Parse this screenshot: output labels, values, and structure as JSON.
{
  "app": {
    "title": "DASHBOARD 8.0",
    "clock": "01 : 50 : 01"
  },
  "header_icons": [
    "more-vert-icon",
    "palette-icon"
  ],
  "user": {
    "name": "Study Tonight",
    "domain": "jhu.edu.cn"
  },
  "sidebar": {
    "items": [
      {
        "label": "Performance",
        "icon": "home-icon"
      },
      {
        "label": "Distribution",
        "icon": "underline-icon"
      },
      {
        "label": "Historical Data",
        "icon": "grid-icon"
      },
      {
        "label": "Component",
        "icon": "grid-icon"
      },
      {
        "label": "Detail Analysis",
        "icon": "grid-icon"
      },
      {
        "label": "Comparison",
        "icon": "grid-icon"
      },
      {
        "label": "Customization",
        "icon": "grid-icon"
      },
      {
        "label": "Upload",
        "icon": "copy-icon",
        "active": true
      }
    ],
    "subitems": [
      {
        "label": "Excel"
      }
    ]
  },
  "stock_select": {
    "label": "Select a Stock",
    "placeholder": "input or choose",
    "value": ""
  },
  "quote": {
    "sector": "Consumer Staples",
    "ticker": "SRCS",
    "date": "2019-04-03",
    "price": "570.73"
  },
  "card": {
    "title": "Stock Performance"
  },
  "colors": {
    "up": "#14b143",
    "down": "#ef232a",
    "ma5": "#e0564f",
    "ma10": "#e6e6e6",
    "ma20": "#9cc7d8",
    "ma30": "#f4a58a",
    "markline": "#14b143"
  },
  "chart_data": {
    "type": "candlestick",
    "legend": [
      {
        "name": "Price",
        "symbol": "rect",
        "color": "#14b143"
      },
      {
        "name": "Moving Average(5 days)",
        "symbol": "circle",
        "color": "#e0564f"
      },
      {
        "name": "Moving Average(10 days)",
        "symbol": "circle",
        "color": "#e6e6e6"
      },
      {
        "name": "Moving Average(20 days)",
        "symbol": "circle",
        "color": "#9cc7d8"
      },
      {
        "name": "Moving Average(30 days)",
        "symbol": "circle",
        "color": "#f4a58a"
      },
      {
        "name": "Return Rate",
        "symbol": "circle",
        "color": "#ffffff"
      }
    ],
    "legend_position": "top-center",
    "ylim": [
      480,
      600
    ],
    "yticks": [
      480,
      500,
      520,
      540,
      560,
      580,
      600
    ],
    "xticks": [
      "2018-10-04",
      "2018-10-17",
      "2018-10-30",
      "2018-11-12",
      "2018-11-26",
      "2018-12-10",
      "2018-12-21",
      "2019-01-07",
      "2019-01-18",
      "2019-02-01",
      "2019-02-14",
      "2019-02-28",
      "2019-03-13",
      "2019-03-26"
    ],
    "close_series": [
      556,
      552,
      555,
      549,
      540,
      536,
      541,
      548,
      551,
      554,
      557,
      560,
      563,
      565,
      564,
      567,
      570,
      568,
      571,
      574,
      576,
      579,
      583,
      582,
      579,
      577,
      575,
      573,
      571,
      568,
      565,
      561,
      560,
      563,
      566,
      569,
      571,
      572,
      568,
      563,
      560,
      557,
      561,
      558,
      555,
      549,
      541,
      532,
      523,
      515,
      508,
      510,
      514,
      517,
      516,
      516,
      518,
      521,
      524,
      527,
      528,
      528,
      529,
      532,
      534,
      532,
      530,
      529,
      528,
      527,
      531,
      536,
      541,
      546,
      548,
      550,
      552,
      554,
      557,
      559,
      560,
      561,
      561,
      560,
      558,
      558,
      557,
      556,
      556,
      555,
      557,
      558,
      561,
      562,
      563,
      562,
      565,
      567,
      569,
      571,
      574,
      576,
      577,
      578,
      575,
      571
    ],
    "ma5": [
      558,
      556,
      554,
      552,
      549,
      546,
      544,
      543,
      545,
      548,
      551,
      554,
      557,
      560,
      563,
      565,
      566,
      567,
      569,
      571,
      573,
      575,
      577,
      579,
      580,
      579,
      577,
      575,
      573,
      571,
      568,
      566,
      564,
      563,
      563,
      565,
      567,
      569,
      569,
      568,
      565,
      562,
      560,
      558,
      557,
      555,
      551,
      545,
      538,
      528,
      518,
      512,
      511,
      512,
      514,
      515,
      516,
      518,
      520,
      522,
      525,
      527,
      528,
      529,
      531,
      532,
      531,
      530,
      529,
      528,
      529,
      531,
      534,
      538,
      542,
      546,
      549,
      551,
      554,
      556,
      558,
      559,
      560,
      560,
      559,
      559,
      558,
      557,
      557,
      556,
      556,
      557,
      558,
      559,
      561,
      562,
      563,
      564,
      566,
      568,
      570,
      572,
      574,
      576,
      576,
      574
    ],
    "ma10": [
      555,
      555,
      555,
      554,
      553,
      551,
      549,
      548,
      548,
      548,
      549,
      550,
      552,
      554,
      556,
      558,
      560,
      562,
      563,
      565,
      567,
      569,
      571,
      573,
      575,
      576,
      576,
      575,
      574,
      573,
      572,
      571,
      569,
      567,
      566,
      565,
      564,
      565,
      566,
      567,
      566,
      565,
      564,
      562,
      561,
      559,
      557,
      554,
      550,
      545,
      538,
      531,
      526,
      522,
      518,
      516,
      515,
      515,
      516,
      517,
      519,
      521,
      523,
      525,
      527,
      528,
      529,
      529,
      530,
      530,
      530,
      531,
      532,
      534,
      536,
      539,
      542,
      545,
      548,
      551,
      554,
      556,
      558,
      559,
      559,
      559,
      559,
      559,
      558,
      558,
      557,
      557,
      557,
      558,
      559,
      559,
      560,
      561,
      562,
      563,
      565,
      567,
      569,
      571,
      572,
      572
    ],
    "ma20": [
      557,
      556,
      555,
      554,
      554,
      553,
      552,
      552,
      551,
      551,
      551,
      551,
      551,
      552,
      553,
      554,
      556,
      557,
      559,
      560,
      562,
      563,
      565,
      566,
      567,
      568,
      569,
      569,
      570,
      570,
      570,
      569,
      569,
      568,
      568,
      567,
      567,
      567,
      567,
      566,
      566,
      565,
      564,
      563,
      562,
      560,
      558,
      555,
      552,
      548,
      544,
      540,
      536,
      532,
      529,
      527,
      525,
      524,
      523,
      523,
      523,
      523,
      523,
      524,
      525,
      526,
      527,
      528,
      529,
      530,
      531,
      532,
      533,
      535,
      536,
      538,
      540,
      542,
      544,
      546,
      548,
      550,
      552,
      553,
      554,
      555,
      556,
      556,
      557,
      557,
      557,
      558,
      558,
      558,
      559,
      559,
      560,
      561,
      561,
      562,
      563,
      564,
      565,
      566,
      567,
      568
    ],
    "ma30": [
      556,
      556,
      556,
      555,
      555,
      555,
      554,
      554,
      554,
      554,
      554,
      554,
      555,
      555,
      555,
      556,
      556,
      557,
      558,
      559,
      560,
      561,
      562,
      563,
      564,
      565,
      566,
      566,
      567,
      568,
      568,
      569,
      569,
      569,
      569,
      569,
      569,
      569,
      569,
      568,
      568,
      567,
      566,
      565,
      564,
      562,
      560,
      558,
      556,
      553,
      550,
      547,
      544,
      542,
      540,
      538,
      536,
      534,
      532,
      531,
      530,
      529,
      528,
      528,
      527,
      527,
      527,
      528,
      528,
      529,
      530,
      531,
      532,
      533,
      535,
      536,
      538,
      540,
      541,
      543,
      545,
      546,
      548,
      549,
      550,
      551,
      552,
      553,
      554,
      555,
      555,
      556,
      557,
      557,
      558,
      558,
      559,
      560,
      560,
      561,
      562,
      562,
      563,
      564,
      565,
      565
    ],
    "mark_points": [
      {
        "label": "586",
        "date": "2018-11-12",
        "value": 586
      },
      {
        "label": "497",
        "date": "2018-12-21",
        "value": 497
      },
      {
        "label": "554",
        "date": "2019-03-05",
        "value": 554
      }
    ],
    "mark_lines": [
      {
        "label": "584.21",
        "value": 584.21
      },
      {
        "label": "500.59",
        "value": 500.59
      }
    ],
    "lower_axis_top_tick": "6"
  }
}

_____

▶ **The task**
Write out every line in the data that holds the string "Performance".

▶ **Answer to the exercise**
        "label": "Performance",
    "title": "Stock Performance"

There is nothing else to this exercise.